- What the exercise asks
Pick out all lines with the word "title" from the records that follow.

- Stored data
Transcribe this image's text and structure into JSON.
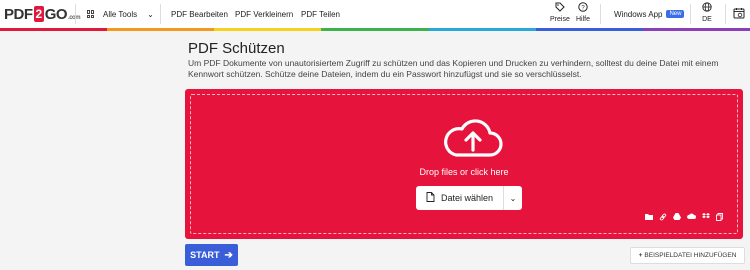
{
  "header": {
    "logo": {
      "pdf": "PDF",
      "two": "2",
      "go": "GO",
      "com": ".com"
    },
    "all_tools": "Alle Tools",
    "nav": [
      "PDF Bearbeiten",
      "PDF Verkleinern",
      "PDF Teilen"
    ],
    "preise": "Preise",
    "hilfe": "Hilfe",
    "windows_app": "Windows App",
    "new_badge": "New",
    "lang": "DE"
  },
  "main": {
    "title": "PDF Schützen",
    "description": "Um PDF Dokumente von unautorisiertem Zugriff zu schützen und das Kopieren und Drucken zu verhindern, solltest du deine Datei mit einem Kennwort schützen. Schütze deine Dateien, indem du ein Passwort hinzufügst und sie so verschlüsselst.",
    "drop_text": "Drop files or click here",
    "choose_file": "Datei wählen",
    "start": "START",
    "sample_file": "BEISPIELDATEI HINZUFÜGEN"
  },
  "colors": {
    "brand_red": "#e6143c",
    "start_blue": "#3a5ed8",
    "stripe": [
      "#e0183c",
      "#f19a1e",
      "#f7d21c",
      "#3db24b",
      "#2aa7d6",
      "#3a5ed8",
      "#8a3fb8"
    ]
  },
  "icons": {
    "grid": "grid-icon",
    "tag": "price-tag-icon",
    "help": "help-circle-icon",
    "globe": "globe-icon",
    "calendar": "history-icon",
    "upload": "cloud-upload-icon",
    "file": "file-icon"
  }
}
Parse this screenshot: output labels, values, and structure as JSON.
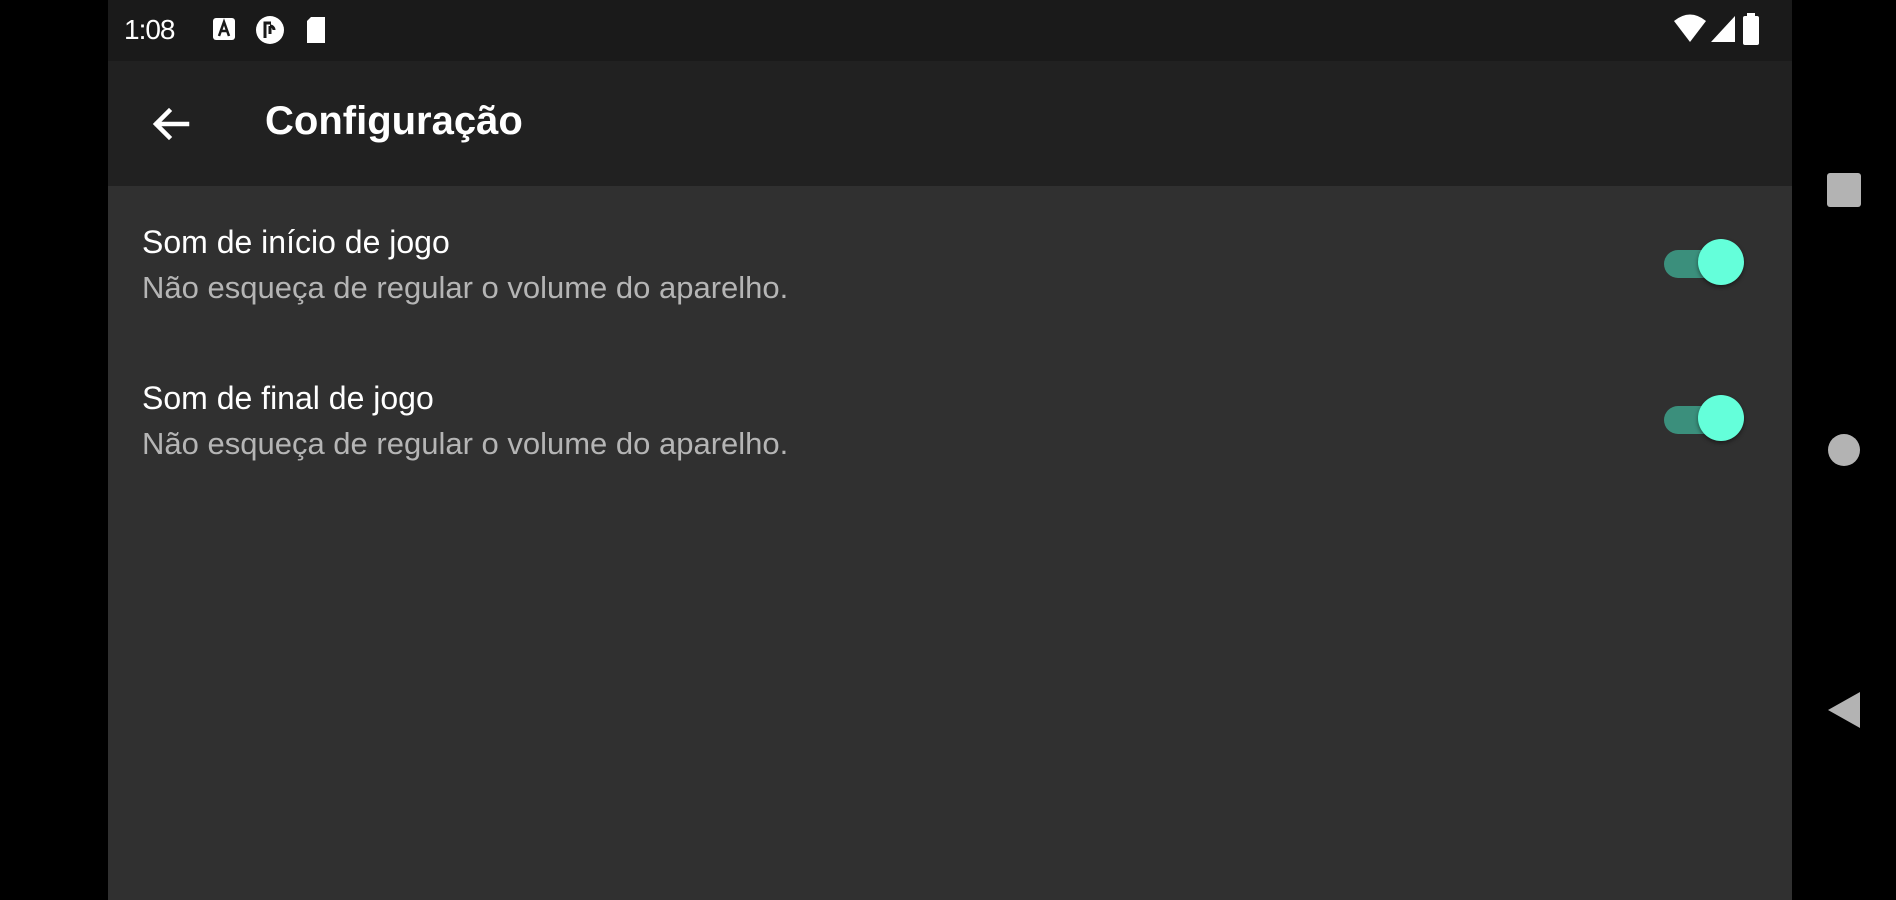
{
  "status_bar": {
    "time": "1:08",
    "icons": [
      "font-a-icon",
      "app-notification-icon",
      "sd-card-icon",
      "wifi-icon",
      "cell-signal-icon",
      "battery-icon"
    ]
  },
  "app_bar": {
    "back_icon": "arrow-left-icon",
    "title": "Configuração"
  },
  "settings": [
    {
      "title": "Som de início de jogo",
      "summary": "Não esqueça de regular o volume do aparelho.",
      "enabled": true
    },
    {
      "title": "Som de final de jogo",
      "summary": "Não esqueça de regular o volume do aparelho.",
      "enabled": true
    }
  ],
  "navigation": {
    "buttons": [
      "recents-icon",
      "home-icon",
      "back-icon"
    ]
  },
  "colors": {
    "background": "#303030",
    "app_bar": "#212121",
    "status_bar": "#1a1a1a",
    "switch_thumb": "#64ffda",
    "switch_track": "#3b8f7c",
    "summary_text": "#b5b5b5"
  }
}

- Task output
    "title": "PDF Schützen",
    "title": "Configuração"
      "title": "Som de início de jogo",
      "title": "Som de final de jogo",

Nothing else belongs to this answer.